TASK TO COMPLETE:
What lines in the material hold the string "JSON"? Return every one of them.

DATA PROVIDED:
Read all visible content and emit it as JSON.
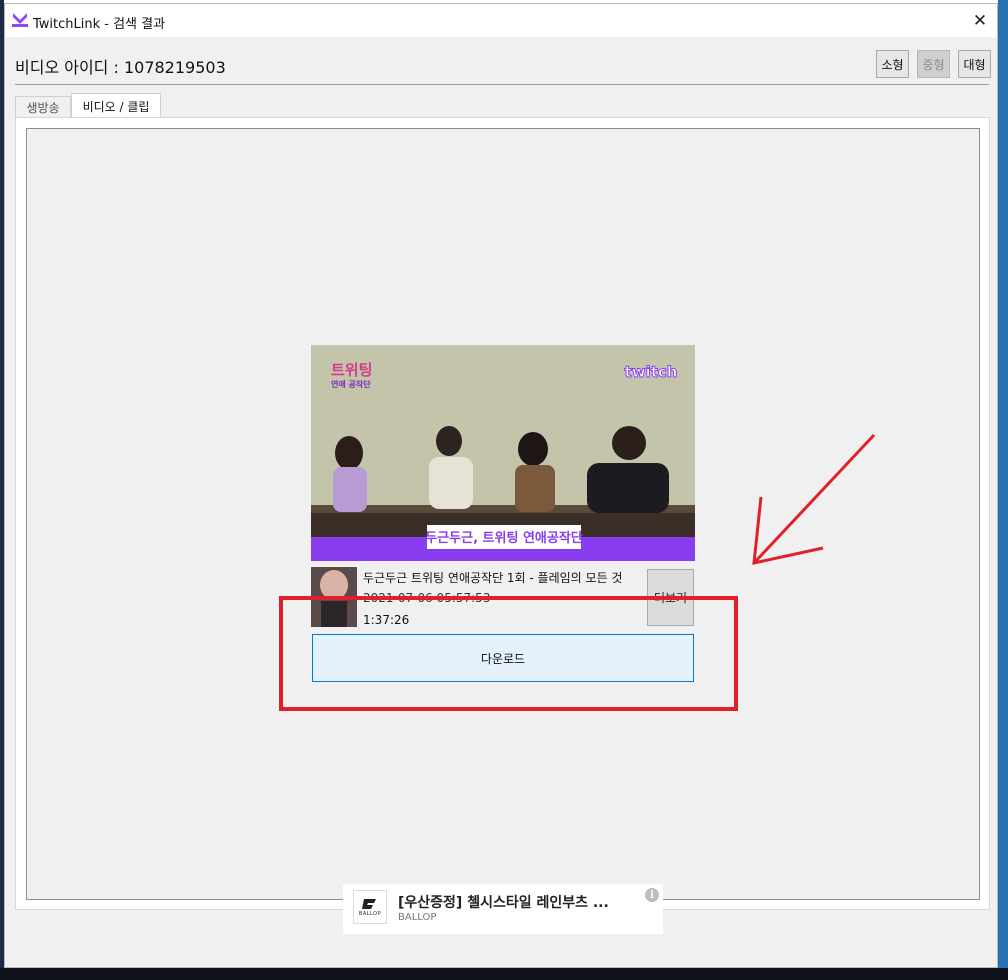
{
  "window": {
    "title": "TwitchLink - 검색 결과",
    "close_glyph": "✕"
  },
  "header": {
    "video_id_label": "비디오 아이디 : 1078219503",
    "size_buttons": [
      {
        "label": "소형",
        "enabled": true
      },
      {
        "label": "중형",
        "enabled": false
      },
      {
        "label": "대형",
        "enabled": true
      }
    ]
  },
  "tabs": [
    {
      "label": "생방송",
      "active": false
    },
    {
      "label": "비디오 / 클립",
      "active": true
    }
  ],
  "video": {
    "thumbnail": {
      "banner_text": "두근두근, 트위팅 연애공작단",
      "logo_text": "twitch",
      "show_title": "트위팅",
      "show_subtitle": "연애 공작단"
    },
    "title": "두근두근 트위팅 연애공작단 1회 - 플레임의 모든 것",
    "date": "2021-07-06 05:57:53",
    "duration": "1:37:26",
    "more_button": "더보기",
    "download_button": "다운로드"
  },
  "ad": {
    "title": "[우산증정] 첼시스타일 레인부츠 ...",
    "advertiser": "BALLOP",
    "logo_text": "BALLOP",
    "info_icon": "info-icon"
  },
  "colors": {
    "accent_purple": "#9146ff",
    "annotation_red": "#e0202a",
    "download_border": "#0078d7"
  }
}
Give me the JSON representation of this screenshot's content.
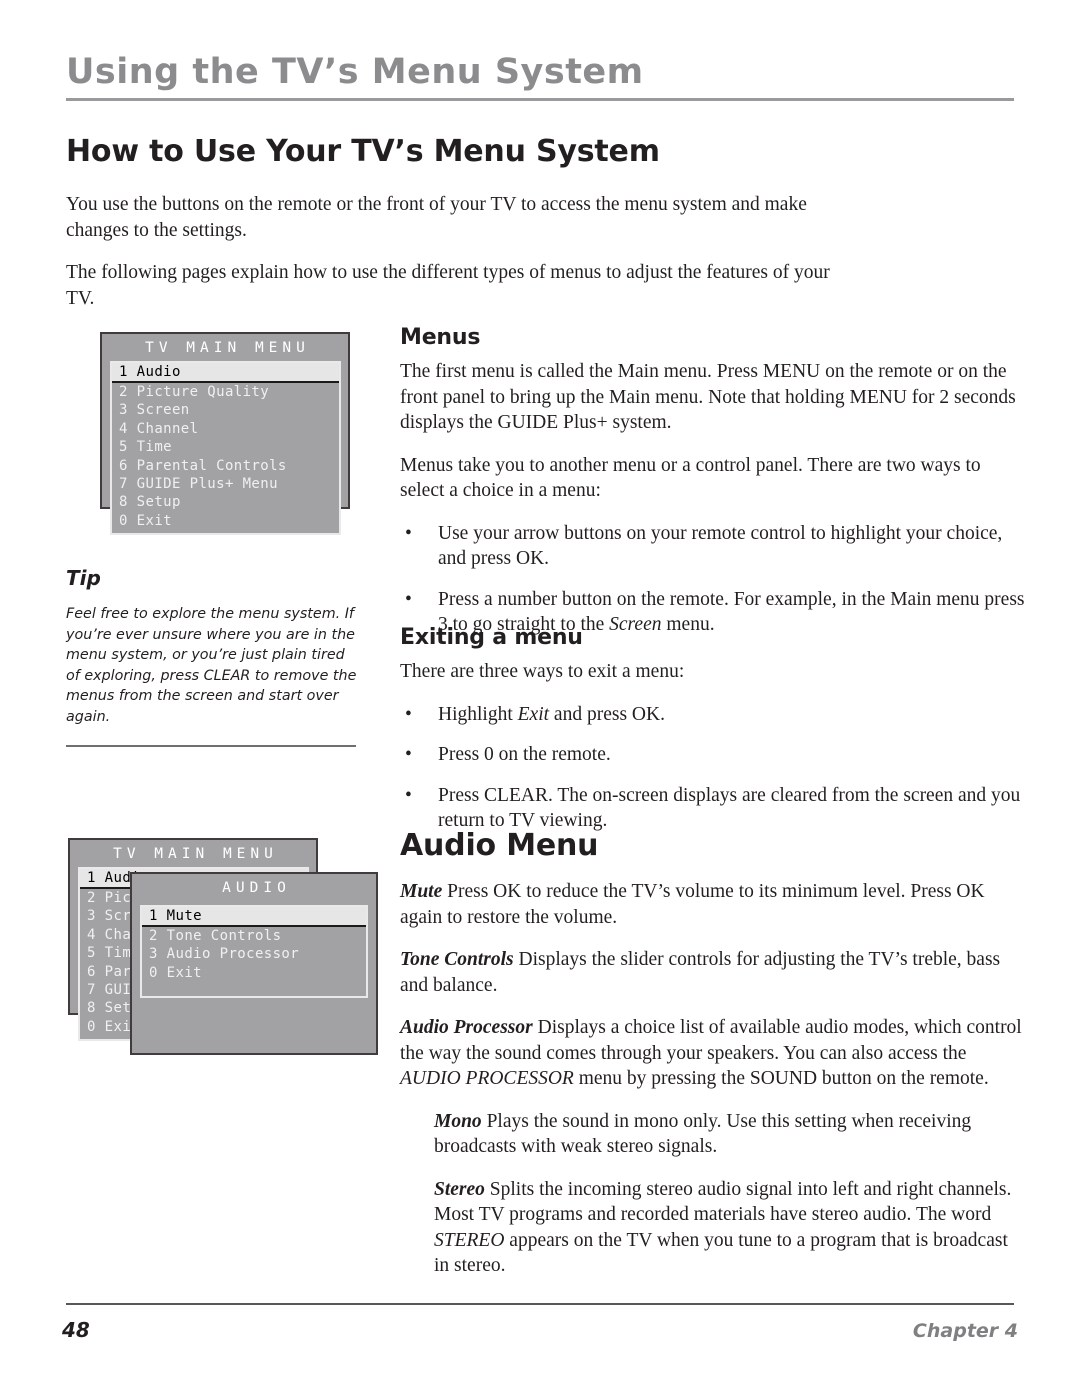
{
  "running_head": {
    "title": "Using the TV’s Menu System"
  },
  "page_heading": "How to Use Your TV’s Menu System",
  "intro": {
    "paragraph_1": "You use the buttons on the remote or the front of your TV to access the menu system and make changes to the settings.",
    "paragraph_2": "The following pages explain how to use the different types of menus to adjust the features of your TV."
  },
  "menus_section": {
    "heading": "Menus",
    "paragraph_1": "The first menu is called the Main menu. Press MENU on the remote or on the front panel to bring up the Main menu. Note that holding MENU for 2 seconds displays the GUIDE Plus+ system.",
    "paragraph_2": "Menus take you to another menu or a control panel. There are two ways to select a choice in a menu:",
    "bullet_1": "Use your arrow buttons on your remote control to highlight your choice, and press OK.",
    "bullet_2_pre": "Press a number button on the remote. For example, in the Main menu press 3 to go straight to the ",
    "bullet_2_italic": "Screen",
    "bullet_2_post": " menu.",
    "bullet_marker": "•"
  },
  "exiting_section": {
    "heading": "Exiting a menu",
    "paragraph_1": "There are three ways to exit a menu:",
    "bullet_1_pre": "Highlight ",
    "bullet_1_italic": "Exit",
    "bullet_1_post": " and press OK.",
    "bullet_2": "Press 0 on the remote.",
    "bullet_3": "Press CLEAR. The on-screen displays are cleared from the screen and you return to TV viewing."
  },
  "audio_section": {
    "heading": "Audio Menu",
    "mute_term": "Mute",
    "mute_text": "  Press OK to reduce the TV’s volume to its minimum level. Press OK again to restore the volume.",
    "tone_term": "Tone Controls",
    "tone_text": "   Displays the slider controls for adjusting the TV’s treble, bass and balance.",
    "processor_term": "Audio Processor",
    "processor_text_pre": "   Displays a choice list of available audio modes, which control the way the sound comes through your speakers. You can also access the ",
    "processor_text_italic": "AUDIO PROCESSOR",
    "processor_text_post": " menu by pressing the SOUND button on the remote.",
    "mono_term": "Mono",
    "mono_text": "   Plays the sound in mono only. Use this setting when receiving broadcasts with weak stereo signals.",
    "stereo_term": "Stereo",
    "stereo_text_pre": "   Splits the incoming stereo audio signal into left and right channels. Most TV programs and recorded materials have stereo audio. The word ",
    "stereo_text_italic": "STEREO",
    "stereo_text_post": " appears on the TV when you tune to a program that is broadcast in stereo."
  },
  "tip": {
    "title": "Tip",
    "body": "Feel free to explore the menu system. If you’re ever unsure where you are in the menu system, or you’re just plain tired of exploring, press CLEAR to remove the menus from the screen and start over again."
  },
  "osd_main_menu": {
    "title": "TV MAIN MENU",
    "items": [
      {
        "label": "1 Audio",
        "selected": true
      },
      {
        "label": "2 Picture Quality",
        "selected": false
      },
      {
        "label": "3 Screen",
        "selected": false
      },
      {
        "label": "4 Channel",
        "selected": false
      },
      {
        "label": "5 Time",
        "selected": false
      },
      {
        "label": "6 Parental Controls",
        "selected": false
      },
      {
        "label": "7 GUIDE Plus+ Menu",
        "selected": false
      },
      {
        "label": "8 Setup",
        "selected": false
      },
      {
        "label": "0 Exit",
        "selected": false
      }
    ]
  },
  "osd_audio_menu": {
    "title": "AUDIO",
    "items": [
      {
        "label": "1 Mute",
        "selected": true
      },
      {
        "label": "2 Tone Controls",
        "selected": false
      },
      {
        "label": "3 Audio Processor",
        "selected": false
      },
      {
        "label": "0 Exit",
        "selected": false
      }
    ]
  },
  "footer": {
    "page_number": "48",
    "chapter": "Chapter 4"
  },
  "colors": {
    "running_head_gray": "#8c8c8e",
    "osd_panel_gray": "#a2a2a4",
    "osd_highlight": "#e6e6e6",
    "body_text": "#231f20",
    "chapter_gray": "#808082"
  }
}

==

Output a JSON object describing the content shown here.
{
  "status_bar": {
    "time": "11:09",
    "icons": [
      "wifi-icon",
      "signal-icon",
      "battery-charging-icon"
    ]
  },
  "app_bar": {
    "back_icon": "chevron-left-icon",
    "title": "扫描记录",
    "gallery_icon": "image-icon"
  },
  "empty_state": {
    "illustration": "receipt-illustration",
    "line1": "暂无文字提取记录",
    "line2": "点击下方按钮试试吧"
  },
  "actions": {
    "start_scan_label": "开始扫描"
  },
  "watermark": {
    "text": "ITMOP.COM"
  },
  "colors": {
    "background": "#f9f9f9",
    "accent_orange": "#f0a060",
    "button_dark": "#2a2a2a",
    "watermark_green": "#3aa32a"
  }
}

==

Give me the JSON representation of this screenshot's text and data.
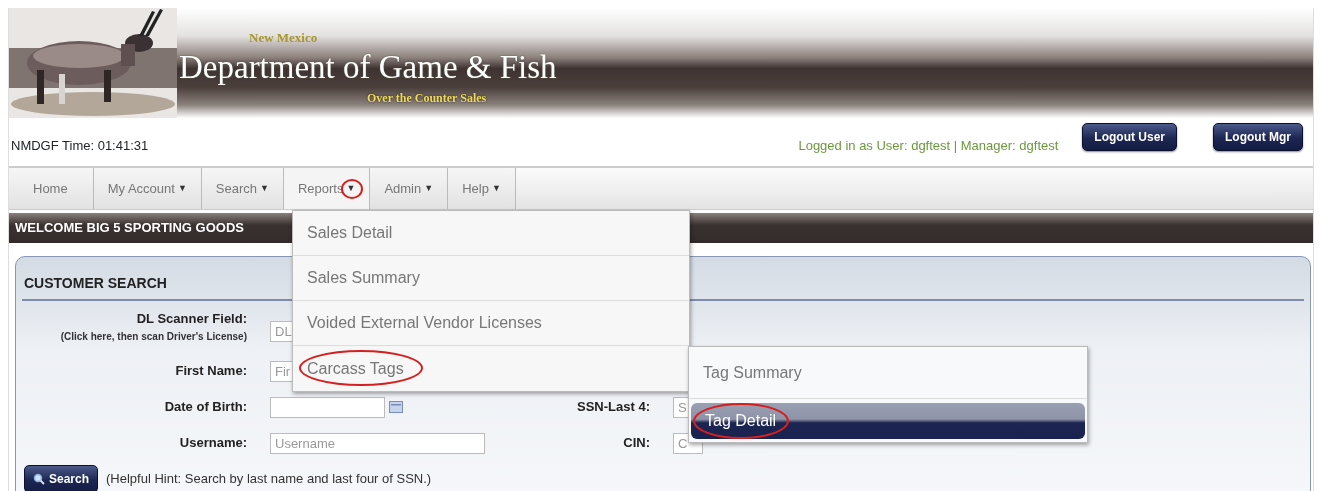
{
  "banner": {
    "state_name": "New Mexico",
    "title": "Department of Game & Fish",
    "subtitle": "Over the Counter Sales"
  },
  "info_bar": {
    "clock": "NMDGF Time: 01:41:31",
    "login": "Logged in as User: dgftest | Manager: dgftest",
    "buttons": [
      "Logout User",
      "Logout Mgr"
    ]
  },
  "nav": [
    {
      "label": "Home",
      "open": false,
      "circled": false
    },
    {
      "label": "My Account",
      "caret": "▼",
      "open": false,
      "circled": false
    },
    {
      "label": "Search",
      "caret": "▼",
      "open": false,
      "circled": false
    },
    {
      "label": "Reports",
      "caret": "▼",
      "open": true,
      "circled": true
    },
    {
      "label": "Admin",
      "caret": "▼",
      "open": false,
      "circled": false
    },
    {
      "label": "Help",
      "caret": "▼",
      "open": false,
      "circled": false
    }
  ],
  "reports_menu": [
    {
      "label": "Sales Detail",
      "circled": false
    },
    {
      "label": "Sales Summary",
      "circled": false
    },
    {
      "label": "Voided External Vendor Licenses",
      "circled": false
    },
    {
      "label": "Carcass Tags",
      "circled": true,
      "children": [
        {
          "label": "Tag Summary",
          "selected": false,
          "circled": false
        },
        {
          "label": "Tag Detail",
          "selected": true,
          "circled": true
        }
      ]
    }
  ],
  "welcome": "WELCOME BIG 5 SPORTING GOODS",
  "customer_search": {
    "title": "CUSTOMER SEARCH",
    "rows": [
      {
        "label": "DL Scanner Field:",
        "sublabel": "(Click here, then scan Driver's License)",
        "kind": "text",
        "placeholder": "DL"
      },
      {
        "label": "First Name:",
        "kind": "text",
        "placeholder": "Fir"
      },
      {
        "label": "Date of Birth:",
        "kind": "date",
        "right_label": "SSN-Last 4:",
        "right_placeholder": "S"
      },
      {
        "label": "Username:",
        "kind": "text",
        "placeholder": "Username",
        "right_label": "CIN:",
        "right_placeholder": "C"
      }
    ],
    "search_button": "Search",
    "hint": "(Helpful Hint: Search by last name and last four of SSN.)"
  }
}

OUTPUT OF THE TASK:
Read all visible content and emit it as JSON.
Give me the JSON representation of this screenshot's content.
Output a JSON object describing the content shown here.
Give me the JSON representation of this screenshot's text and data.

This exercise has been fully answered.